You are perhaps aware that the Mexican revenue laws protect every article manufactured within the Republic by imposing a tariff amounting to a prohibition. For instance, on hats the duty is &2.68, regardless of cost, which would render the procurement of this article through Mexico impracticable, and hence rendered a compromise necessary. After a lengthy and thorough discussion of this question with the Governor and Mr. Sombrauno, collector of customs, it was agreed between us that all goods in transit destined for Texas should not be subject to a tax exceeding 25 per cent., or one-fourth the established revenue, and that, if the trade would justify it, a further reduction should be made. Regarding this a favorable compromise for the Government, and the best that could be made under the circumstances, I ordered the supplies that were then at Matamoras intended for the army to be forwarded to Eagle Pass immediately.

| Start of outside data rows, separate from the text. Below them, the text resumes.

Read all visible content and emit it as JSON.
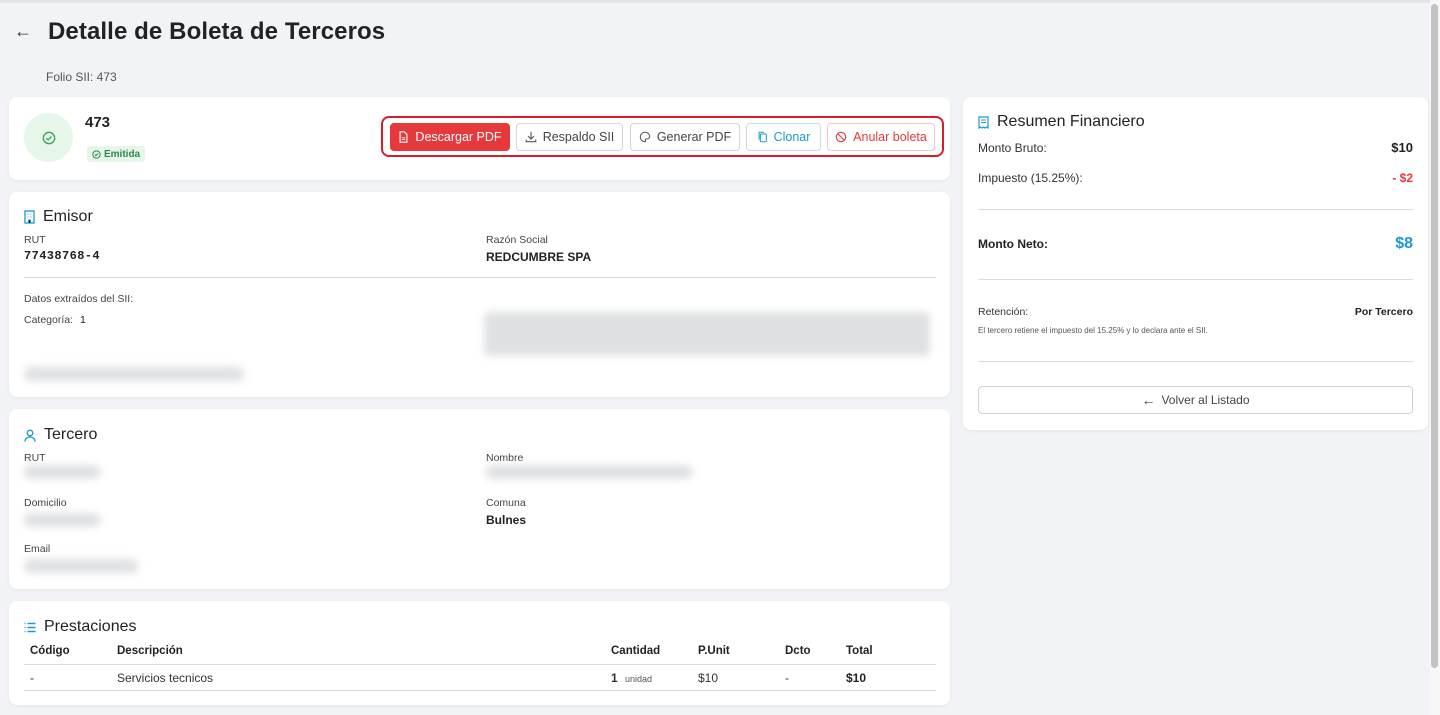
{
  "page": {
    "title": "Detalle de Boleta de Terceros",
    "subtitle": "Folio SII: 473"
  },
  "header": {
    "folio": "473",
    "status": "Emitida",
    "actions": {
      "download_pdf": "Descargar PDF",
      "backup_sii": "Respaldo SII",
      "generate_pdf": "Generar PDF",
      "clone": "Clonar",
      "void": "Anular boleta"
    }
  },
  "emisor": {
    "title": "Emisor",
    "rut_label": "RUT",
    "rut": "77438768-4",
    "razon_label": "Razón Social",
    "razon": "REDCUMBRE SPA",
    "sii_label": "Datos extraídos del SII:",
    "categoria_label": "Categoría:",
    "categoria": "1"
  },
  "tercero": {
    "title": "Tercero",
    "rut_label": "RUT",
    "nombre_label": "Nombre",
    "domicilio_label": "Domicilio",
    "comuna_label": "Comuna",
    "comuna": "Bulnes",
    "email_label": "Email"
  },
  "prestaciones": {
    "title": "Prestaciones",
    "columns": [
      "Código",
      "Descripción",
      "Cantidad",
      "P.Unit",
      "Dcto",
      "Total"
    ],
    "rows": [
      {
        "codigo": "-",
        "descripcion": "Servicios tecnicos",
        "cantidad": "1",
        "unidad": "unidad",
        "punit": "$10",
        "dcto": "-",
        "total": "$10"
      }
    ]
  },
  "resumen": {
    "title": "Resumen Financiero",
    "bruto_label": "Monto Bruto:",
    "bruto": "$10",
    "impuesto_label": "Impuesto (15.25%):",
    "impuesto": "- $2",
    "neto_label": "Monto Neto:",
    "neto": "$8",
    "retencion_label": "Retención:",
    "retencion": "Por Tercero",
    "retencion_note": "El tercero retiene el impuesto del 15.25% y lo declara ante el SII.",
    "back_button": "Volver al Listado"
  },
  "colors": {
    "accent": "#1b9ad0",
    "danger": "#e5393c",
    "success": "#2e8b4a",
    "highlight_frame": "#d91c2a"
  }
}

Matamoras being in a state of revolution, we may be subject to a forced tax, but Governor Vidaurri assured me he would do all that he could to prevent it, and that it could not continue but a short time, as the General Government had ordered troops to suppress the rebellion, and that the French would occupy it in a short time, even should the Mexican Government fail. I also feel authorized to say that upon the occupation of the Rio Grande by the French, Governor Vidaurri will be placed